→ Task requirements
Please restate every line below exactly, without any pictures.

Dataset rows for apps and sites

- - - - -

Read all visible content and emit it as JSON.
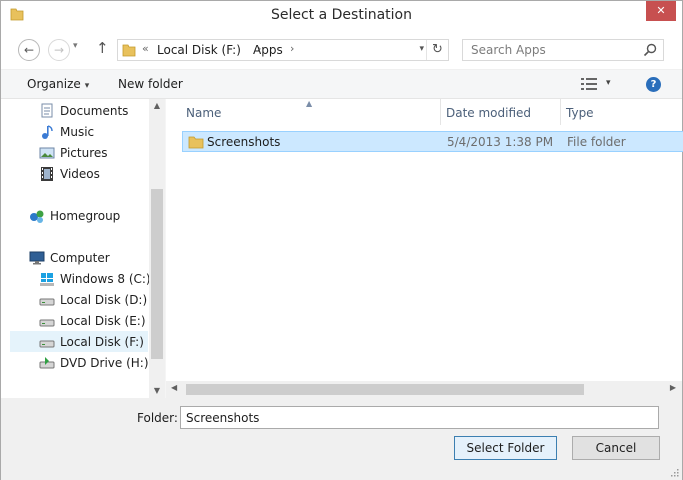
{
  "window": {
    "title": "Select a Destination",
    "close_glyph": "✕"
  },
  "navigation": {
    "back_glyph": "←",
    "forward_glyph": "→",
    "recent_glyph": "▾",
    "up_glyph": "↑",
    "address": {
      "overflow_glyph": "«",
      "segments": [
        "Local Disk (F:)",
        "Apps"
      ],
      "separator_glyph": "›",
      "dropdown_glyph": "▾",
      "refresh_glyph": "↻"
    },
    "search": {
      "placeholder": "Search Apps"
    }
  },
  "toolbar": {
    "organize_label": "Organize",
    "caret": "▾",
    "new_folder_label": "New folder",
    "help_glyph": "?"
  },
  "sidebar": {
    "items": [
      {
        "label": "Documents",
        "icon": "documents-icon"
      },
      {
        "label": "Music",
        "icon": "music-icon"
      },
      {
        "label": "Pictures",
        "icon": "pictures-icon"
      },
      {
        "label": "Videos",
        "icon": "videos-icon"
      },
      {
        "label": "Homegroup",
        "icon": "homegroup-icon"
      },
      {
        "label": "Computer",
        "icon": "computer-icon"
      },
      {
        "label": "Windows 8 (C:)",
        "icon": "windows-drive-icon"
      },
      {
        "label": "Local Disk (D:)",
        "icon": "drive-icon"
      },
      {
        "label": "Local Disk (E:)",
        "icon": "drive-icon"
      },
      {
        "label": "Local Disk (F:)",
        "icon": "drive-icon",
        "selected": true
      },
      {
        "label": "DVD Drive (H:) W",
        "icon": "dvd-drive-icon"
      }
    ],
    "scroll_up": "▲",
    "scroll_down": "▼"
  },
  "files": {
    "columns": [
      "Name",
      "Date modified",
      "Type"
    ],
    "sort_glyph": "▲",
    "rows": [
      {
        "name": "Screenshots",
        "date": "5/4/2013 1:38 PM",
        "type": "File folder",
        "selected": true
      }
    ],
    "scroll_left": "◀",
    "scroll_right": "▶"
  },
  "footer": {
    "folder_label": "Folder:",
    "folder_value": "Screenshots",
    "select_button": "Select Folder",
    "cancel_button": "Cancel"
  },
  "colors": {
    "selection": "#cce8ff",
    "selection_border": "#99d1ff",
    "close_button": "#c75050",
    "help_icon": "#2a6ebb",
    "folder_yellow": "#e8c15c"
  }
}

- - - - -

→ Result of this exercise
Read all visible content and emit it as JSON.
{
  "window": {
    "title": "Select a Destination",
    "close_glyph": "✕"
  },
  "navigation": {
    "back_glyph": "←",
    "forward_glyph": "→",
    "recent_glyph": "▾",
    "up_glyph": "↑",
    "address": {
      "overflow_glyph": "«",
      "segments": [
        "Local Disk (F:)",
        "Apps"
      ],
      "separator_glyph": "›",
      "dropdown_glyph": "▾",
      "refresh_glyph": "↻"
    },
    "search": {
      "placeholder": "Search Apps"
    }
  },
  "toolbar": {
    "organize_label": "Organize",
    "caret": "▾",
    "new_folder_label": "New folder",
    "help_glyph": "?"
  },
  "sidebar": {
    "items": [
      {
        "label": "Documents",
        "icon": "documents-icon"
      },
      {
        "label": "Music",
        "icon": "music-icon"
      },
      {
        "label": "Pictures",
        "icon": "pictures-icon"
      },
      {
        "label": "Videos",
        "icon": "videos-icon"
      },
      {
        "label": "Homegroup",
        "icon": "homegroup-icon"
      },
      {
        "label": "Computer",
        "icon": "computer-icon"
      },
      {
        "label": "Windows 8 (C:)",
        "icon": "windows-drive-icon"
      },
      {
        "label": "Local Disk (D:)",
        "icon": "drive-icon"
      },
      {
        "label": "Local Disk (E:)",
        "icon": "drive-icon"
      },
      {
        "label": "Local Disk (F:)",
        "icon": "drive-icon",
        "selected": true
      },
      {
        "label": "DVD Drive (H:) W",
        "icon": "dvd-drive-icon"
      }
    ],
    "scroll_up": "▲",
    "scroll_down": "▼"
  },
  "files": {
    "columns": [
      "Name",
      "Date modified",
      "Type"
    ],
    "sort_glyph": "▲",
    "rows": [
      {
        "name": "Screenshots",
        "date": "5/4/2013 1:38 PM",
        "type": "File folder",
        "selected": true
      }
    ],
    "scroll_left": "◀",
    "scroll_right": "▶"
  },
  "footer": {
    "folder_label": "Folder:",
    "folder_value": "Screenshots",
    "select_button": "Select Folder",
    "cancel_button": "Cancel"
  },
  "colors": {
    "selection": "#cce8ff",
    "selection_border": "#99d1ff",
    "close_button": "#c75050",
    "help_icon": "#2a6ebb",
    "folder_yellow": "#e8c15c"
  }
}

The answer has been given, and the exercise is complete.